Opinion 23-115


October 26, 2023


Digest:  A part-time town justice may not remain “of counsel” to the law firm that represents the town planning board.


Rules:   22 NYCRR 100.2(A); 100.2(A); 100.3(A); 100.3(E)(1); 100.6(B)(1)-(4); Opinions 23-67; 21-110; 19-31; 99-162/99-180/00-63.




          A part-time town justice asks if it is ethically permissible to remain “of counsel” to a law firm that represents the town’s planning board.  The inquiring judge is not involved in representing the town planning board and does not receive any revenue from the firm’s representation.  Moreover, legal challenges to the town planning board’s decisions are heard in supreme court rather than the local town court. 


          A judge must always avoid even the appearance of impropriety (see 22 NYCRR 100.2) and must always act to promote public confidence in the judiciary’s integrity and impartiality (see 22 NYCRR 100.2[A]).  A judge must disqualify from any proceeding in which the judge’s impartiality “might reasonably be questioned” (22 NYCRR 100.3[E][1]).  Although a part-time attorney judge may practice law (see 22 NYCRR 100.6[B][1]-[3]) and may accept private employment or public employment that is compatible with judicial office and does not conflict or interfere with proper performance of the judge’s duties (see 22 NYCRR 100.6[B][4]), a judge’s judicial duties nonetheless “take precedence” over all the judge’s other activities (see 22 NYCRR 100.3[A]).
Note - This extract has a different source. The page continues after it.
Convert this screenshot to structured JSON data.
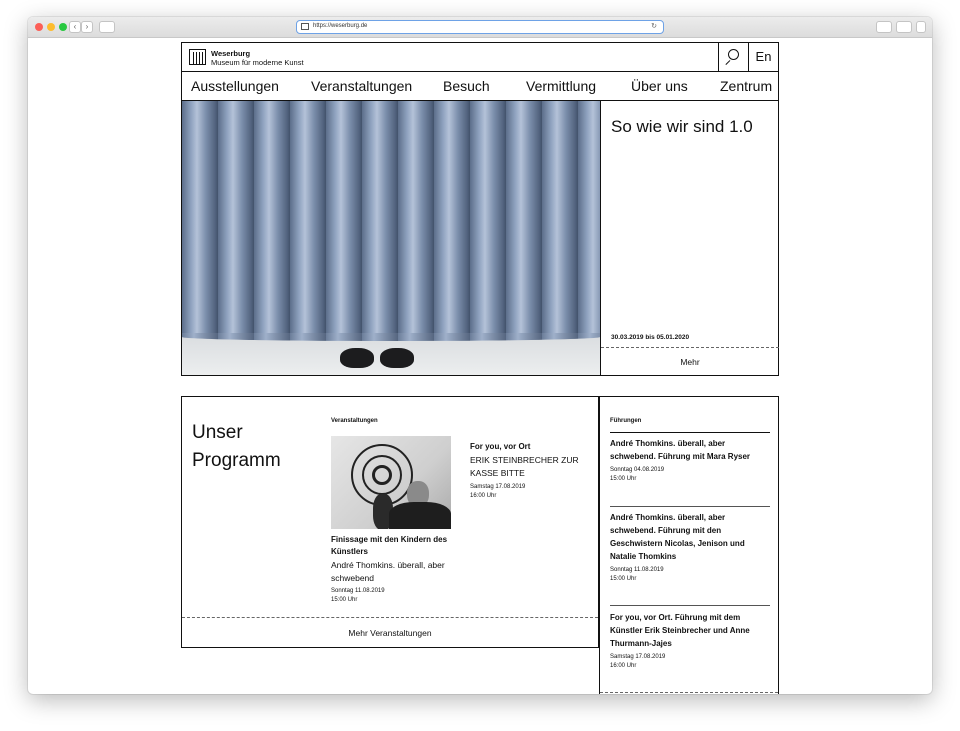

          While the present inquiry is a matter of first impression for us, our prior opinions provide significant guidance.  We have previously advised that a town justice may not serve as counsel to the town planning board or as counsel to the town zoning board of appeals in the town where the judge sits (see Opinions 23-67; 99-162/99-180/00-63).  As we explained in Opinion 23-67 (citations omitted):


it would create an appearance of impropriety for a town justice to serve as counsel to the town planning board, notwithstanding the judge’s representations that the planning board does not address zoning matters or zoning/code enforcement and is independent of the town board.  We note, for example, that the planning board’s work may involve matters of local public controversy and/or the issuance of controversial decisions which may result in Article 78 proceedings in Supreme Court naming the planning board as a respondent.


In our view, similar considerations apply even if it is the judge’s law firm colleague(s), rather than the judge personally, who undertake the ongoing representation of the town planning board.  Our conclusion here is bolstered by the consideration that a “bright-line rule is easier to remember and follow” (Opinion 19-31).[1] 


            Thus, assuming the law firm wishes to continue representing the town planning board, the inquiring town justice must choose between the two positions.  That is, the judge must either discontinue their “of counsel” affiliation with the law firm or resign from judicial office.


[1] We have distinguished between serving “as ongoing municipal counsel” and representing the local municipality “on discrete individual matters” (Opinion 21-110).